Blitzen Trapper: Destroyer of the Void
The freakiness that made them so unique in the beginning has decreased in inverse proportion to their hair: as they’ve gotten hairier, but their sound has been cleaned up just as much. A lot of what was essential about the band remains – elements of shiny pop (the engaging turnaround in “Laughing Lover”), buzzy old-school fuzz tones (“Love And Hate”). But what happened to the promise of the freaky, lo-fi aesthetic of Wild Mountain Nation? Their wayward rootsiness still pokes through at times, but overall the band is continuing the trajectory it began with Furr, blitzing itself into the too-safe trappings of labelmates like The Shins and Iron & Wine more than the erstwhile tones of classic rock.
Though the move disappoints me personally, the strength of the songs are still apparent on tracks like “Hurricane,” which is propelled by a frenetic 12-string strum before it collapses into a CSNY-like lope at its midpoint. But leader Eric Easley’s love of a good internal rhyme and Dylanesque inflections (“The Tree”), and the creepy darkness that pervaded earlier albums (“The Man Who Spoke True”), seem out of place in the overall sparkling sheen of Destroyer Of The Void’s production. “Evening Star” blends a thudding backbeat with tight harmonies and gleeful southern rock idioms, but as the album moves on, it begins to lag under an overused formula that is singularly theirs but too familiar. “The Tailor” is one of many songs that start with plaintive acoustic guitar and vocals; most of these loll at mid-tempo, like “Heaven,” which drags on into near monotony while noticeably recycling imagery from Easley’s own lyrics. Likewise, the jagged, unpredictable chord changes that were once Blitzen Trapper’s hallmark have now become the opposite –a songwriting trope that the listener expects, almost demands, from the band.

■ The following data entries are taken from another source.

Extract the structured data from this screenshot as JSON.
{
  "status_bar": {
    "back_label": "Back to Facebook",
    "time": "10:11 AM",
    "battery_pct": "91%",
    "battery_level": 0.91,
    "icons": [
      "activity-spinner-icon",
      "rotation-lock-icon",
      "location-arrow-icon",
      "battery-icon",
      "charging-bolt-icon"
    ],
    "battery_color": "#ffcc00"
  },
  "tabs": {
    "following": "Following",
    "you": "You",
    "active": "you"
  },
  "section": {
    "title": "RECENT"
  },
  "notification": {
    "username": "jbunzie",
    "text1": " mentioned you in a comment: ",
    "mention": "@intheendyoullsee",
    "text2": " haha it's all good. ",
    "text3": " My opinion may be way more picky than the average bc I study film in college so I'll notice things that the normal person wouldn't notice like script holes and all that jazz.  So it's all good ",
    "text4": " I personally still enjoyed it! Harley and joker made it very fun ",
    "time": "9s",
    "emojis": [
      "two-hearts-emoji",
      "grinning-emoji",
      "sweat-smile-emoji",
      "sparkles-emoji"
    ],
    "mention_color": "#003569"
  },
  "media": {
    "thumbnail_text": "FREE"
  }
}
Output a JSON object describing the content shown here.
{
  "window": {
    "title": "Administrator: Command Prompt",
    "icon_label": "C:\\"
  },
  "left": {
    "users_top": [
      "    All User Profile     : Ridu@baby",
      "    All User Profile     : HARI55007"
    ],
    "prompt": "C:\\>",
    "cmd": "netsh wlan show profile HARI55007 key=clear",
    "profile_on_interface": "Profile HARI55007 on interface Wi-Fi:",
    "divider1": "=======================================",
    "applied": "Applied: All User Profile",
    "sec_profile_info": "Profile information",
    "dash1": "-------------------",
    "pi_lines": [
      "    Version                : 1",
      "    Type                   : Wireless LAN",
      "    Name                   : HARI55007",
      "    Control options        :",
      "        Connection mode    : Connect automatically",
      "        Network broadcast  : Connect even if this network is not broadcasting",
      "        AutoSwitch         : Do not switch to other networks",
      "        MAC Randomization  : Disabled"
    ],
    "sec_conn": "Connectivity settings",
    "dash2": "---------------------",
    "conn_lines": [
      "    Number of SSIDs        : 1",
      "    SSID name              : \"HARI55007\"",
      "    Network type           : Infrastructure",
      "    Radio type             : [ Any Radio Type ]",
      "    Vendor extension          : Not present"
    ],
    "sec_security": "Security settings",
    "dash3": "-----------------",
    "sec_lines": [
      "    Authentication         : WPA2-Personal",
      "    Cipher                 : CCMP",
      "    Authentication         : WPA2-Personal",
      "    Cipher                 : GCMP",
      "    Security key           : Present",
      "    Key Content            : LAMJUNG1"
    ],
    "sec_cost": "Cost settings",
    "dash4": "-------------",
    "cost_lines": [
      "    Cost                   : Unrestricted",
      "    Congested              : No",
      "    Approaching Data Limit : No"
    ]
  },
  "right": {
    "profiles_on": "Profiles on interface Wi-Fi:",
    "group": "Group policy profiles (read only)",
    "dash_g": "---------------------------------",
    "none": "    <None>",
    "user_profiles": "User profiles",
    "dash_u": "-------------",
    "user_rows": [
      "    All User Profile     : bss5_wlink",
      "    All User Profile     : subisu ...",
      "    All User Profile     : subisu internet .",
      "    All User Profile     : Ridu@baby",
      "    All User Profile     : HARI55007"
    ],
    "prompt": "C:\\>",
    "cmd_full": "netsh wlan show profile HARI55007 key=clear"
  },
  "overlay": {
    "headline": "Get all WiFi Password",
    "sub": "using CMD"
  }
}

While I’m sure their live show will still retain the rawness that made them sound so immediate and great only a couple of years ago, Destroyer Of The Void has actually smoothed out a few too many edges to save fans from the tepid abyss against which the promise of Blitzen Trapper once raged.